When to Watch: After a big breakup
Though most would agree that the book was better than the movie, Eat, Pray, Love deserves a mention on this list purely for the fact that the scenes in Indonesia alone will make you want to trade in your job for a bicycle, harem pants and the green rice fields of Bali. It's a great movie to watch after a breakup, as Julia Robert's infectious smile and the story's optimistic message is the almost-better-than-ice cream remedy for heartbreak. Almost.
6. Into the Wild
When to Watch: When you're feeling like no one understands your intense desire to travel
If family and friends have told you were crazy for wanting to throw away a college degree and a promising career in favor of a crinkly map, a beat up VW bus and the open road, then this film is for you. Though the story is a sad one, most travel lovers will be able to relate to the feeling of wanting to escape societal preassures and embrace the untethered freedom of the unpredictable wilderness.
7. View from the Top
Locations:Airports and airplanes
When to Watch: For those days when you dream of quitting your desk job and becoming a flight attendant
While View from the Top is not a great movie—and even its star Gweneth Paltrow reportedly admitted it was "horrible"—if you take the film for what it is, a cheesy, feel-good film about the life of a small town flight attendant—it can be an entertaining watch. Flight attendant wannabes and aviation geeks alike will enjoy getting a (somewhat?) realistic, behind-the-scenes look at flight attendant training and what glimpse into the idolized life of a "waitress in the sky."
8. The Indiana Jones films
Locations: Jordan, India, Nepal, Peru, Egypt and China (to name a few!)
When to Watch: When you're craving an epic adventure
Although the Indiana Jones franchise is completely over-the-top and unrealistic, that's part of the fun. Indiana's adventures, which take him from treasure hunts in Peru to elephant rides in India, will awaken your inner child's sense of wonder and spirit for adventure. Though some of the film series' iconic scenes were filmed in real world locations—like the "lost city" of Petra in Jordan—many of the shots were captured in film studios or in more film-friendly locales like Hawaii. But hey, nobody said the movies were realistic!
9. 500 Days of Summer
Location: Los Angeles
When to Watch: Before a trip to Los Angeles

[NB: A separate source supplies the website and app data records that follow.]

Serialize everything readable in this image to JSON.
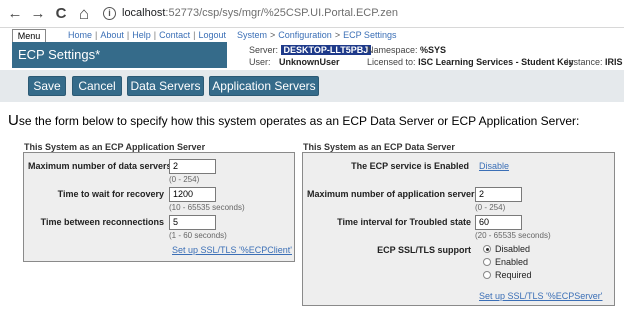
{
  "browser": {
    "back_icon": "←",
    "forward_icon": "→",
    "reload_icon": "C",
    "home_icon": "⌂",
    "info_icon": "i",
    "url_host": "localhost",
    "url_path": ":52773/csp/sys/mgr/%25CSP.UI.Portal.ECP.zen"
  },
  "header": {
    "menu_label": "Menu",
    "page_title": "ECP Settings*",
    "links": [
      "Home",
      "About",
      "Help",
      "Contact",
      "Logout"
    ],
    "breadcrumb": [
      "System",
      "Configuration",
      "ECP Settings"
    ],
    "server_label": "Server:",
    "server_value": "DESKTOP-LLT5PBJ",
    "namespace_label": "Namespace:",
    "namespace_value": "%SYS",
    "user_label": "User:",
    "user_value": "UnknownUser",
    "licensed_label": "Licensed to:",
    "licensed_value": "ISC Learning Services - Student Key",
    "instance_label": "Instance:",
    "instance_value": "IRIS",
    "title_color": "#356b8a"
  },
  "toolbar": {
    "save": "Save",
    "cancel": "Cancel",
    "data_servers": "Data Servers",
    "app_servers": "Application Servers"
  },
  "intro": {
    "first_letter": "U",
    "rest": "se the form below to specify how this system operates as an ECP Data Server or ECP Application Server:"
  },
  "app_server": {
    "title": "This System as an ECP Application Server",
    "max_data_servers_label": "Maximum number of data servers",
    "max_data_servers_value": "2",
    "max_data_servers_hint": "(0 - 254)",
    "recovery_label": "Time to wait for recovery",
    "recovery_value": "1200",
    "recovery_hint": "(10 - 65535 seconds)",
    "reconnect_label": "Time between reconnections",
    "reconnect_value": "5",
    "reconnect_hint": "(1 - 60 seconds)",
    "ssl_link": "Set up SSL/TLS '%ECPClient'"
  },
  "data_server": {
    "title": "This System as an ECP Data Server",
    "service_label": "The ECP service is Enabled",
    "disable_link": "Disable",
    "max_app_servers_label": "Maximum number of application servers",
    "max_app_servers_value": "2",
    "max_app_servers_hint": "(0 - 254)",
    "troubled_label": "Time interval for Troubled state",
    "troubled_value": "60",
    "troubled_hint": "(20 - 65535 seconds)",
    "ssl_support_label": "ECP SSL/TLS support",
    "ssl_options": [
      "Disabled",
      "Enabled",
      "Required"
    ],
    "ssl_selected": "Disabled",
    "ssl_link": "Set up SSL/TLS '%ECPServer'"
  }
}
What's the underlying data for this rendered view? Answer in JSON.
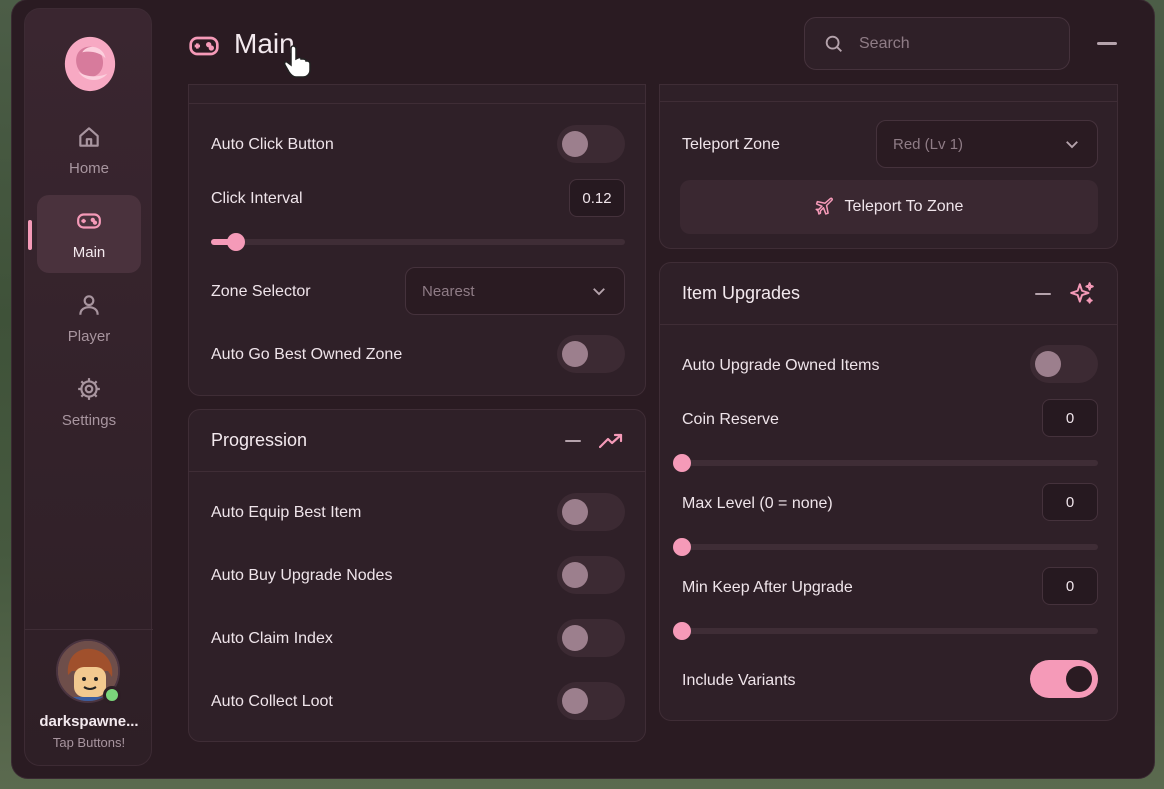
{
  "header": {
    "title": "Main"
  },
  "search": {
    "placeholder": "Search"
  },
  "sidebar": {
    "items": [
      {
        "label": "Home"
      },
      {
        "label": "Main"
      },
      {
        "label": "Player"
      },
      {
        "label": "Settings"
      }
    ],
    "user": {
      "name": "darkspawne...",
      "status": "Tap Buttons!"
    }
  },
  "clicker": {
    "auto_click_label": "Auto Click Button",
    "auto_click_on": false,
    "interval_label": "Click Interval",
    "interval_value": "0.12",
    "interval_slider_value": 0.06,
    "zone_selector_label": "Zone Selector",
    "zone_selector_value": "Nearest",
    "auto_best_zone_label": "Auto Go Best Owned Zone",
    "auto_best_zone_on": false
  },
  "progression": {
    "title": "Progression",
    "items": [
      {
        "label": "Auto Equip Best Item",
        "on": false
      },
      {
        "label": "Auto Buy Upgrade Nodes",
        "on": false
      },
      {
        "label": "Auto Claim Index",
        "on": false
      },
      {
        "label": "Auto Collect Loot",
        "on": false
      }
    ]
  },
  "teleport": {
    "zone_label": "Teleport Zone",
    "zone_value": "Red (Lv 1)",
    "button_label": "Teleport To Zone"
  },
  "item_upgrades": {
    "title": "Item Upgrades",
    "auto_upgrade_label": "Auto Upgrade Owned Items",
    "auto_upgrade_on": false,
    "coin_reserve_label": "Coin Reserve",
    "coin_reserve_value": "0",
    "max_level_label": "Max Level (0 = none)",
    "max_level_value": "0",
    "min_keep_label": "Min Keep After Upgrade",
    "min_keep_value": "0",
    "include_variants_label": "Include Variants",
    "include_variants_on": true
  },
  "colors": {
    "accent": "#f59ab8",
    "bg": "#2a1b22",
    "panel": "#2f2028"
  }
}
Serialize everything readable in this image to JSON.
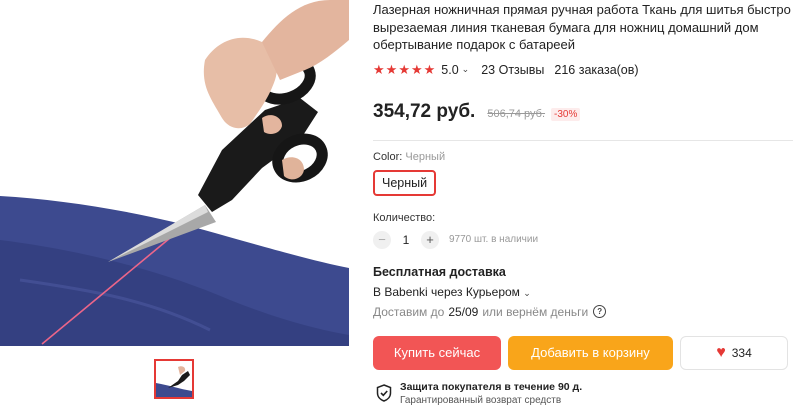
{
  "product": {
    "title": "Лазерная ножничная прямая ручная работа Ткань для шитья быстро вырезаемая линия тканевая бумага для ножниц домашний дом обертывание подарок с батареей",
    "rating": "5.0",
    "reviews": "23 Отзывы",
    "orders": "216 заказа(ов)",
    "price": "354,72 руб.",
    "old_price": "506,74 руб.",
    "discount": "-30%"
  },
  "variant": {
    "label": "Color:",
    "selected_name": "Черный",
    "chip_label": "Черный"
  },
  "quantity": {
    "label": "Количество:",
    "value": "1",
    "minus": "−",
    "plus": "+",
    "stock": "9770 шт. в наличии"
  },
  "shipping": {
    "title": "Бесплатная доставка",
    "route": "В Babenki через Курьером",
    "deliver_prefix": "Доставим до",
    "date": "25/09",
    "deliver_suffix": "или вернём деньги"
  },
  "actions": {
    "buy_now": "Купить сейчас",
    "add_to_cart": "Добавить в корзину",
    "wishlist_count": "334"
  },
  "protection": {
    "title": "Защита покупателя в течение 90 д.",
    "subtitle": "Гарантированный возврат средств"
  },
  "icons": {
    "star": "star-icon",
    "heart": "heart-icon",
    "shield": "shield-check-icon",
    "help": "question-circle-icon",
    "chevron": "chevron-down-icon"
  },
  "colors": {
    "accent_red": "#e53935",
    "buy_button": "#f25555",
    "cart_button": "#f9a51a"
  }
}
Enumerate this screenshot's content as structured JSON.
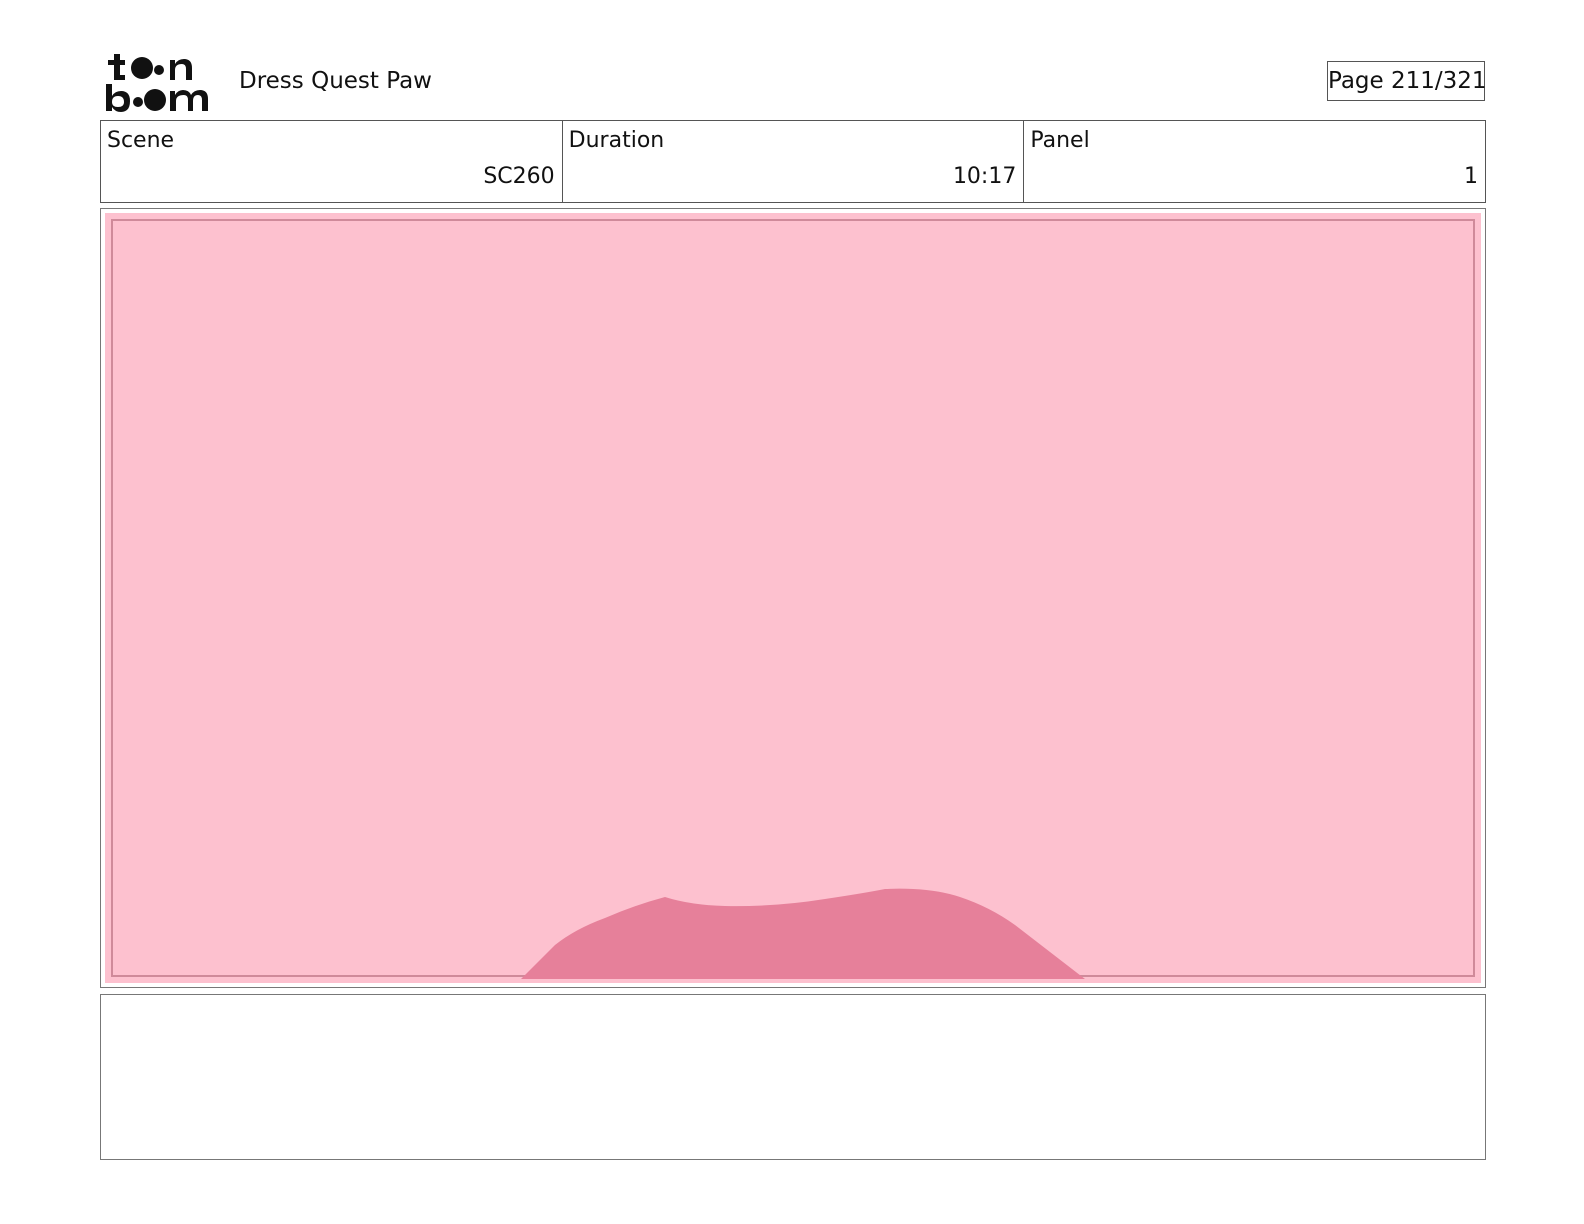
{
  "header": {
    "project_title": "Dress Quest Paw",
    "page_indicator": "Page 211/321"
  },
  "info": {
    "scene_label": "Scene",
    "scene_value": "SC260",
    "duration_label": "Duration",
    "duration_value": "10:17",
    "panel_label": "Panel",
    "panel_value": "1"
  },
  "colors": {
    "panel_background": "#fdc1cf",
    "shape_fill": "#e6809a",
    "frame_line": "#d98b9c"
  }
}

Though not a travel film in the traditional sense, 500 Days of Summer, starring Joseph Gordon-Levitt and the ultimate quirky girl, Zooey Deschanel, is a beautifully-scripted film about new love and heartbreak set in downtown LA and the Silver Lake district of Los Angeles. Watching the film, you may not recognize LA at first, as the characters live a very urban city existence, riding the public bus, picnicking in city parks and sipping champagne on apartment rooftops, but that's part about what makes this movie special. 500 Days of Summer allows visitors and locals alike to see a side of the City of Angels they may have never known existed.